WORK TO BE COMPLETED: Among the lines below, which ones contain the word "into"? Copy every such line.

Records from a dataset
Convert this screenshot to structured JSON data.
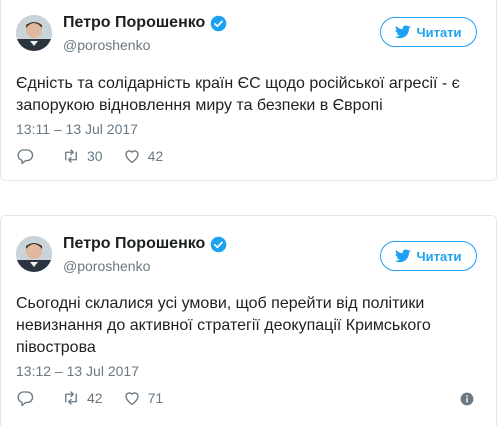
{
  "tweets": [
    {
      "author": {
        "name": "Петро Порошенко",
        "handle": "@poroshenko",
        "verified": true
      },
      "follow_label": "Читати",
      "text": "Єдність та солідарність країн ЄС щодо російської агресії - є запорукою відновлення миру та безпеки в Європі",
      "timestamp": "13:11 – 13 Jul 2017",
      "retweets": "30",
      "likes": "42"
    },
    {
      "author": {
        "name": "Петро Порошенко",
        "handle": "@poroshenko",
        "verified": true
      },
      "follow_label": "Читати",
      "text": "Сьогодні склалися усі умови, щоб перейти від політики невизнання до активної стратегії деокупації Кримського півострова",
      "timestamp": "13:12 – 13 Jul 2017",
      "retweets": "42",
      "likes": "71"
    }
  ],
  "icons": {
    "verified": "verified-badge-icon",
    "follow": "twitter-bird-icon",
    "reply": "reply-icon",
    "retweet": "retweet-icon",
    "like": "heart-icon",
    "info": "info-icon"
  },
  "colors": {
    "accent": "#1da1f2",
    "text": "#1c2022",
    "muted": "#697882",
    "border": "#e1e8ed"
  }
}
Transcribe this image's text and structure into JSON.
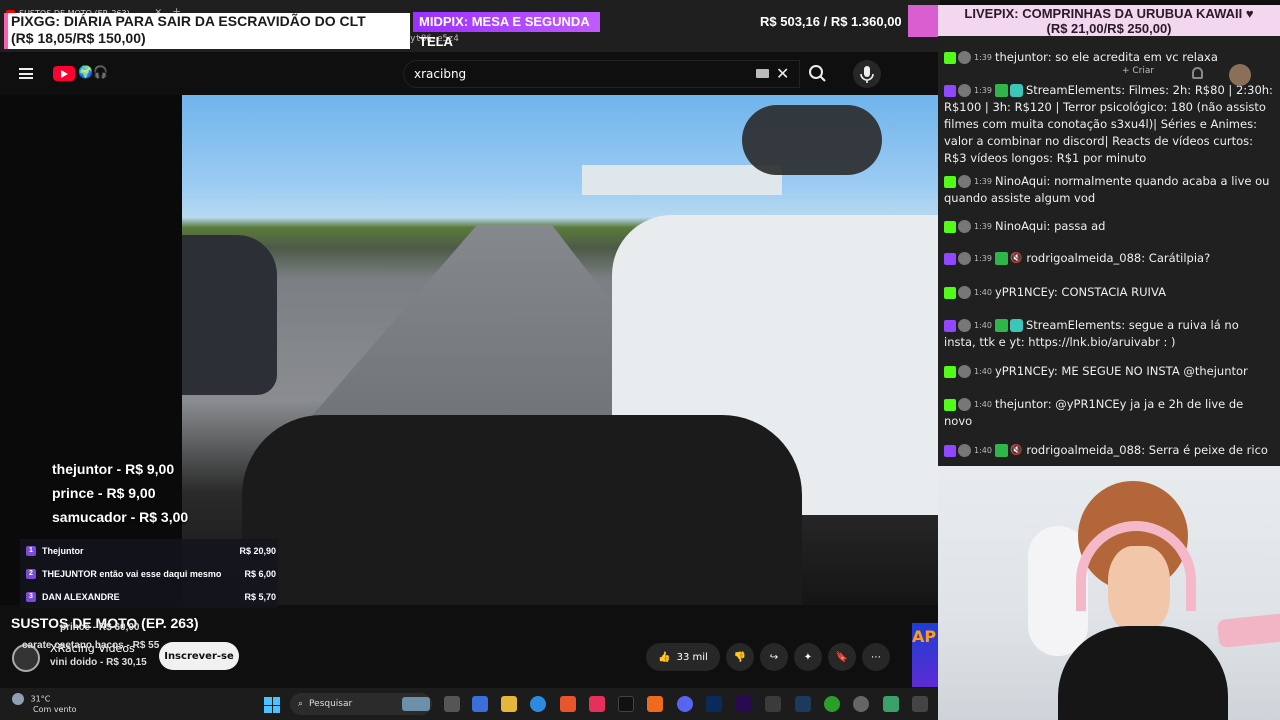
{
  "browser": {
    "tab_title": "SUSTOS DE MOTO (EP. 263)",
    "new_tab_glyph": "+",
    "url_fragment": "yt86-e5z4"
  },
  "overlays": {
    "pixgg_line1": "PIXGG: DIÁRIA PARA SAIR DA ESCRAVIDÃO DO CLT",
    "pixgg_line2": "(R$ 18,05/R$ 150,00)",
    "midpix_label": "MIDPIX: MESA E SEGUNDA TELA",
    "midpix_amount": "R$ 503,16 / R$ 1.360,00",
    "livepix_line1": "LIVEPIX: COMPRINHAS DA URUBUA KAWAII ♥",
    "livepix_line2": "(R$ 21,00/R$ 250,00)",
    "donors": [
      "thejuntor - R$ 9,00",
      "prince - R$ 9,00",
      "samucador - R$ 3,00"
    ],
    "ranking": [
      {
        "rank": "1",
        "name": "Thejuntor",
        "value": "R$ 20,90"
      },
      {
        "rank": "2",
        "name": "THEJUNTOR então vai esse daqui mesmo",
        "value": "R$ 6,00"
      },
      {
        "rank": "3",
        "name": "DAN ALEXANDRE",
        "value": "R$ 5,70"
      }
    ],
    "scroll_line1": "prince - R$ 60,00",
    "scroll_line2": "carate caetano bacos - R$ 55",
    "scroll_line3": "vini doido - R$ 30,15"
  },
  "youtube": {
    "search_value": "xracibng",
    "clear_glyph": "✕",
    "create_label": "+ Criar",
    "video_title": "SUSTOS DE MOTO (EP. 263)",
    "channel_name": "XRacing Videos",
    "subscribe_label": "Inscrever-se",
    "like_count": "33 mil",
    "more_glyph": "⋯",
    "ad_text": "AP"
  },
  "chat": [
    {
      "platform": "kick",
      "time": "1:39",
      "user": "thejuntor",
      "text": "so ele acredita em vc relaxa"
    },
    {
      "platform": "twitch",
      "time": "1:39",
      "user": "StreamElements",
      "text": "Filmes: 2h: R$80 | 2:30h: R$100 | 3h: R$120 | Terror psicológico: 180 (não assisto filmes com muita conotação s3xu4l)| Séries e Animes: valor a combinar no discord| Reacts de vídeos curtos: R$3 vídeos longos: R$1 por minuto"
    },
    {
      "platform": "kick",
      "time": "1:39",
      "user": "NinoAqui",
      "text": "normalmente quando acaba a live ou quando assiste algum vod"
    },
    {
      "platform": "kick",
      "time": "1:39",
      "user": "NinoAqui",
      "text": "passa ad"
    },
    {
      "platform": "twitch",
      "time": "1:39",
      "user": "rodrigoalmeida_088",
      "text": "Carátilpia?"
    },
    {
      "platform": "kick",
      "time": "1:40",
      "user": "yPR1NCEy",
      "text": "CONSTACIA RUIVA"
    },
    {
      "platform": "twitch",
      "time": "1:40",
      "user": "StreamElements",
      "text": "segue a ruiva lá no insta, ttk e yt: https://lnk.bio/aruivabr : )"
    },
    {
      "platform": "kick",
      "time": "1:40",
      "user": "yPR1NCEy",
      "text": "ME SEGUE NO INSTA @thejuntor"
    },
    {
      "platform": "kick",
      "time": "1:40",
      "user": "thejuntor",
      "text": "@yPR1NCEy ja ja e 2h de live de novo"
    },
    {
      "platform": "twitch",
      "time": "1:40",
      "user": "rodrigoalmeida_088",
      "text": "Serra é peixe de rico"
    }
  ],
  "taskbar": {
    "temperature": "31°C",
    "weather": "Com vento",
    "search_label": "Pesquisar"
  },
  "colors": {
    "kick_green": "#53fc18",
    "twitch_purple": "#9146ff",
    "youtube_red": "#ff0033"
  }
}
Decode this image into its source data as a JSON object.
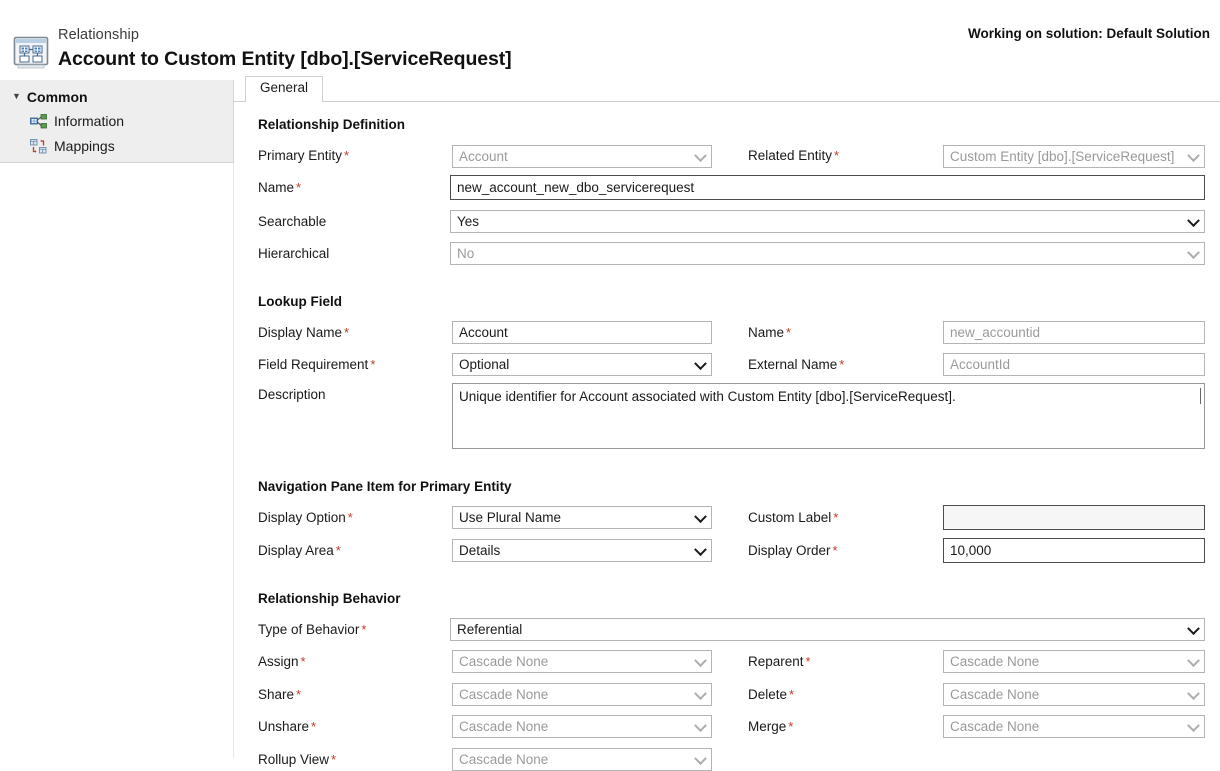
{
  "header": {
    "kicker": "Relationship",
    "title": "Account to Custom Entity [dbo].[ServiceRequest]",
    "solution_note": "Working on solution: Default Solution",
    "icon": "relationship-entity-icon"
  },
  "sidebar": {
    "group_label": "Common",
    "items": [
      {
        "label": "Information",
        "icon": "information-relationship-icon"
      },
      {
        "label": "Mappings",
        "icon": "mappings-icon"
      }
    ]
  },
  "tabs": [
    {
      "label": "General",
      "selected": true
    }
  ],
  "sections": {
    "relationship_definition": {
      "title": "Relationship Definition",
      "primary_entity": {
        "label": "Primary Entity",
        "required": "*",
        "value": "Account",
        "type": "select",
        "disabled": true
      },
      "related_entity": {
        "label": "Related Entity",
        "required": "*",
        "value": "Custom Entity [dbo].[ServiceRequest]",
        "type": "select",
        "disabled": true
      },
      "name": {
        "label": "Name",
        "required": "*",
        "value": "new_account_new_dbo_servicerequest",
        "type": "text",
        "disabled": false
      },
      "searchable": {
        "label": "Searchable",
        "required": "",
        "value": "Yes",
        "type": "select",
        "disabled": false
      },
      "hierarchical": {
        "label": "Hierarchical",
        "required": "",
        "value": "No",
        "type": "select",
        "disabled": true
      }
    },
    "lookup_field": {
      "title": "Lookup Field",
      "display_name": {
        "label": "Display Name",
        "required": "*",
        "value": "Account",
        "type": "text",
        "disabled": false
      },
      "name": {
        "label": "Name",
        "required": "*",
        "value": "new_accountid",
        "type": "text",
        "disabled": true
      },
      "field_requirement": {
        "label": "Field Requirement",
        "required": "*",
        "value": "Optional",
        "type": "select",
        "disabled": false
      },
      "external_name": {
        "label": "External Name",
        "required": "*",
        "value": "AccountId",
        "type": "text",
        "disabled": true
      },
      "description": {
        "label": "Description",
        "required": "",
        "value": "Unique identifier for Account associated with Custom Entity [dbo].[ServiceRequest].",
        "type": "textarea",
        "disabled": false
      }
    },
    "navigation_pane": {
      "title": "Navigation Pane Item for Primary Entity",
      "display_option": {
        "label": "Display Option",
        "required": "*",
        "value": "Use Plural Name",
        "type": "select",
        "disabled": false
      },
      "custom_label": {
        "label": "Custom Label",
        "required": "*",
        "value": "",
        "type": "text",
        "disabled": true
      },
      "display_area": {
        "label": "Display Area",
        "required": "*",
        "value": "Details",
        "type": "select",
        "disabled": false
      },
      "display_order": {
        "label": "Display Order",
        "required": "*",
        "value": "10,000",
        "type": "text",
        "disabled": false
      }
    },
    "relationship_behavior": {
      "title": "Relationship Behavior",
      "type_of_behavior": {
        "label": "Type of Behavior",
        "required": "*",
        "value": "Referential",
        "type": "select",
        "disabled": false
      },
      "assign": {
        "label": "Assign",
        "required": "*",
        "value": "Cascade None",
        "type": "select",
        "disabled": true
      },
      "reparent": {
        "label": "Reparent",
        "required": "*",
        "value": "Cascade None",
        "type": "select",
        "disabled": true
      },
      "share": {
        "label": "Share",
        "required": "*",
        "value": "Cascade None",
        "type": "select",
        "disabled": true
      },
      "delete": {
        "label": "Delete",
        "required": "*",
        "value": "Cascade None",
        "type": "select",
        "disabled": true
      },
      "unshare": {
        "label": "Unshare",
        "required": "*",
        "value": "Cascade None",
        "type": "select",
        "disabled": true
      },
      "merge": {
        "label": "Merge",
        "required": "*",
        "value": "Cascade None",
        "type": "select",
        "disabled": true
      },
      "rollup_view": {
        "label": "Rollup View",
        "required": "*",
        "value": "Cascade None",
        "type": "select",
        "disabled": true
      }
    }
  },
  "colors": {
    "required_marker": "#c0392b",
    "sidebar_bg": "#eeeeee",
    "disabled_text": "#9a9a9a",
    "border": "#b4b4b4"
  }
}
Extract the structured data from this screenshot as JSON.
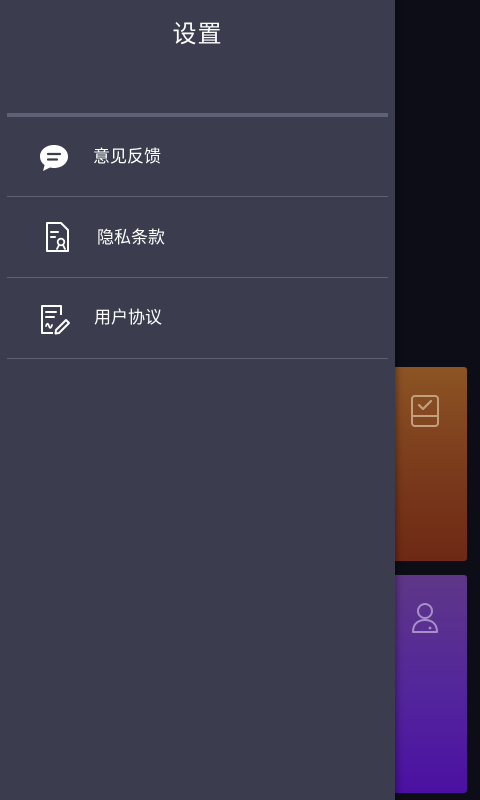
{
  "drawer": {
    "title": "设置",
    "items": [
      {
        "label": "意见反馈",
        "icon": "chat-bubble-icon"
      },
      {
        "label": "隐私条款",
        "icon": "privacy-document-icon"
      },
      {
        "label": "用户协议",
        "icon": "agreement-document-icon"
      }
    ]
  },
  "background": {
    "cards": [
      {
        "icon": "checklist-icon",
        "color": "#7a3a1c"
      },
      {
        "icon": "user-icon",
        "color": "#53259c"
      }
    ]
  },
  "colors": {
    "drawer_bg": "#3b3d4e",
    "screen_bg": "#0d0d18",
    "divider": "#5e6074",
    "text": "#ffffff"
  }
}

TASK RESPONSE:
Transcribe this image's text and structure into JSON.
Decode this image into its source data as a JSON object.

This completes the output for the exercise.